Manuel Peláez, independent military commander in the state of Veracruz
In 1911 Manuel Peláez, an influential oil broker and Municipal President of Alamo, Veracruz, was a supporter of Madero. However, when Madero’s politics set restrictions on foreign company operations and Madero was also unable to quell the banditry and social unrest, Peláez distanced himself and in October 1912 joined in a revolt of the conservative politician, Félix Díaz. The revolt failed and Peláez fled to the United States. When he returned to the Huasteca region (the coastal area roughly between Tampico, Tamaulipas, and the port of Veracruz) in April 1913 he found the area controlled by revolutionary bandits. The oil industry interests were endangered and Peláez started, with their financing, to organize private military forces. In June 1913 Peláez also requested assistance from the Huerta government’s War Department which commissioned him a Major in the Home Guard and gave him funds to arm a group of 500 men. Peláez campaigned against Carranza’s Constitutionalist Army but later in the year decided to take an independent direction, following neither Huerta nor Carranza.
The political climate in Mexico was constantly changing and the uncertainty made the oil community and the Veracruz ranch owners very nervous.
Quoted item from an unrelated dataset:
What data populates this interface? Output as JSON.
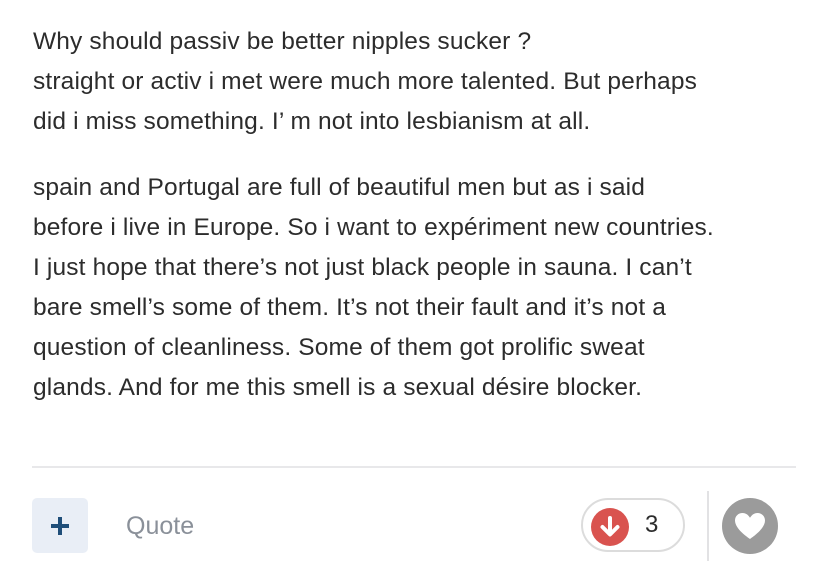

Therefore Peláez maintained a small home army for the protection of the oil field operations financed by forced contributions. In 1914 when the Convention at Aguascalientes confirmed General Eulalio Gutiérrez as Interim President of Mexico, Peláez visited him in the Federal District and considered himself a supporter of the Conventionalist Army.
Peláez enjoyed the local population´s full support. He could deliver food and other supplies through his foreign oil industry partners in times when the rest of the population had difficulties in surviving. In January 1915 when President Carranza imposed federal taxes on the oil industry, Peláez started his rebellion calling himself “the General who opposes taxes on oil companies”. Between 1915 and 1920, Peláez and his forces held off several attempts by the Carranza government to control the Huasteca.
Paláez’ first issue was a 20c for the Brigada Paláez and four vales (25c, 50c, $1 and $5), for the Pagaduría General de la Brigada Paláez (General Paymaster of the Paláez Brigade), datelined from his general headquarters on 23 January 1915 referring to a military decree of the same date.
There were two different types of the $1 and $5 notes, the second Series B.
|20c||includes number 722|
|25c||B||includes number 1210|
|50c||B||includes number 4977|
|$1||includes number 686|
|includes number 3869|
|$5||includes number 1349CNBanxico #6430 to 5786CNBanxico #12237|
|B||includes number 3625|
The seal on the reverse of the $1 and $5 says H. TEMAPACHE –CANTON DE TUXPAM. The seal on the reverse of the 25c, 50c, $1 (Series B) and $5 (Series B) says TANTOYUCA, VER.
These notes were to be of obligatory circulation and acceptable by government offices in the payment of taxes.
This primitive issue was followed by a more professional one, from the general headquarters in Amatlán, dated 15 May 1915 and carrying the legend “EJERCITO CONVENCIONISTA – Jefatura de Operaciones en los Cantones del Norte del Estado de Veracruz (Conventionist Army – in charge of operations in the cantons in the north of Veracruz state)”. These stated that they would be exchanged by the Paymaster General for notes of the Gobierno Provisional (without specifying either the Mexico City or Veracruz issue, though given Peláez’ constant hatred of Carranza, presumably the former).
General Peláez is also attributed with 50c and $1 pasteboard cartones of the Jefatura de Armas del Cantón de Huatusco.
Peláez’ 3,000-strong well-trained army and commando soldiers kept the Carranza troops on the defensive. His commando group robbed trains in Veracruz and all the way to Puebla including territories controlled by the Zapatista Liberating Army of the South. In 1918-1919 Peláez even had negotiations with Zapata but no specific agreement resulted from their meeting other than both generals confirmed that Carranza was their mutual enemy.
When in April 1919 General Obregón started his revolt against Carranza, Peláez supported Obregón. On 21 May 1920, whilst attempting to flee to Veracruz, Carranza was killed by one of Paláez’ subordinates at Tlaxcalatongo. Obregón rewarded Peláez by confirming his military rank of General and appointed him commander of the military operations in the Huasteca region. Peláez was now an established and trusted military commander of the Federal Government but at the same time he lost his independence as the private oil industry protector and an army owner.
Peláez fell out of favor with the Obregón government, and so he moved to Los Angeles in April 1921. His lieutenants attempted to renew hostilities but they proved no match for the central government and were all disarmed by the end of 1921.
Peláez returned to Mexico in 1923 with intentions of joining the Adolfo de la Huerta rebellion, but he was arrested before he could participate. A few months after the rebellion was crushed, he was released and retired to his Tierra Amarilla ranch, where he lived peacefully until his death in 1959.